Aim of the exercise:
Return the listing below word for word.

Data supplied:
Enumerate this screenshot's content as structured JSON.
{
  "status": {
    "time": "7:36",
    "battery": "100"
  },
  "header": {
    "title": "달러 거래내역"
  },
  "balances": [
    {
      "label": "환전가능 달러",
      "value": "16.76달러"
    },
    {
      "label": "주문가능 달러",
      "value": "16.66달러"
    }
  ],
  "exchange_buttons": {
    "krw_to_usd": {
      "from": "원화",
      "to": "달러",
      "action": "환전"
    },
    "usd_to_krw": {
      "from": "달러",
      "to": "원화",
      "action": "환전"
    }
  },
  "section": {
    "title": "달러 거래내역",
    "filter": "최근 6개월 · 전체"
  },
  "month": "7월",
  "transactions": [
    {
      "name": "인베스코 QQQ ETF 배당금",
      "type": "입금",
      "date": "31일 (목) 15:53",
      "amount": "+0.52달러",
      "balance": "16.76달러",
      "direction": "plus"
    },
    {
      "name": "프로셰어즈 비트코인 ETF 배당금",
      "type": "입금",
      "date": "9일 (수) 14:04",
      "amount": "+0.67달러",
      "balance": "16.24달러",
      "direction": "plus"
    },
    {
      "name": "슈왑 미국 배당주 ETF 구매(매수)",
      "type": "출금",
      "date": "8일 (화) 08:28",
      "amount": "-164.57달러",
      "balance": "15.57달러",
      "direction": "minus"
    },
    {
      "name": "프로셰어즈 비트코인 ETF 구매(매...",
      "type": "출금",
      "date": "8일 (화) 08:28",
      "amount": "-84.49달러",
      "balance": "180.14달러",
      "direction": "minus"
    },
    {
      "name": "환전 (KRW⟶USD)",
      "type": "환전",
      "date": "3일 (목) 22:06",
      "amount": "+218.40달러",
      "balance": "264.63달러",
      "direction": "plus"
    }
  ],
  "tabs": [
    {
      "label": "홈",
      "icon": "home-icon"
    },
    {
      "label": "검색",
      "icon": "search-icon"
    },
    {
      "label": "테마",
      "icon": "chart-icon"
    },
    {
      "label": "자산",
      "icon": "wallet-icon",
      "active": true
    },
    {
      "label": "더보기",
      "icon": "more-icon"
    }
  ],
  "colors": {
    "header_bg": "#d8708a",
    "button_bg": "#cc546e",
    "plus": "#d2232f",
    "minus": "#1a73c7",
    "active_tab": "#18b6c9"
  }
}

Solution to this exercise:
Enumerate this screenshot's content as structured JSON.
{
  "status": {
    "time": "7:36",
    "battery": "100"
  },
  "header": {
    "title": "달러 거래내역"
  },
  "balances": [
    {
      "label": "환전가능 달러",
      "value": "16.76달러"
    },
    {
      "label": "주문가능 달러",
      "value": "16.66달러"
    }
  ],
  "exchange_buttons": {
    "krw_to_usd": {
      "from": "원화",
      "to": "달러",
      "action": "환전"
    },
    "usd_to_krw": {
      "from": "달러",
      "to": "원화",
      "action": "환전"
    }
  },
  "section": {
    "title": "달러 거래내역",
    "filter": "최근 6개월 · 전체"
  },
  "month": "7월",
  "transactions": [
    {
      "name": "인베스코 QQQ ETF 배당금",
      "type": "입금",
      "date": "31일 (목) 15:53",
      "amount": "+0.52달러",
      "balance": "16.76달러",
      "direction": "plus"
    },
    {
      "name": "프로셰어즈 비트코인 ETF 배당금",
      "type": "입금",
      "date": "9일 (수) 14:04",
      "amount": "+0.67달러",
      "balance": "16.24달러",
      "direction": "plus"
    },
    {
      "name": "슈왑 미국 배당주 ETF 구매(매수)",
      "type": "출금",
      "date": "8일 (화) 08:28",
      "amount": "-164.57달러",
      "balance": "15.57달러",
      "direction": "minus"
    },
    {
      "name": "프로셰어즈 비트코인 ETF 구매(매...",
      "type": "출금",
      "date": "8일 (화) 08:28",
      "amount": "-84.49달러",
      "balance": "180.14달러",
      "direction": "minus"
    },
    {
      "name": "환전 (KRW⟶USD)",
      "type": "환전",
      "date": "3일 (목) 22:06",
      "amount": "+218.40달러",
      "balance": "264.63달러",
      "direction": "plus"
    }
  ],
  "tabs": [
    {
      "label": "홈",
      "icon": "home-icon"
    },
    {
      "label": "검색",
      "icon": "search-icon"
    },
    {
      "label": "테마",
      "icon": "chart-icon"
    },
    {
      "label": "자산",
      "icon": "wallet-icon",
      "active": true
    },
    {
      "label": "더보기",
      "icon": "more-icon"
    }
  ],
  "colors": {
    "header_bg": "#d8708a",
    "button_bg": "#cc546e",
    "plus": "#d2232f",
    "minus": "#1a73c7",
    "active_tab": "#18b6c9"
  }
}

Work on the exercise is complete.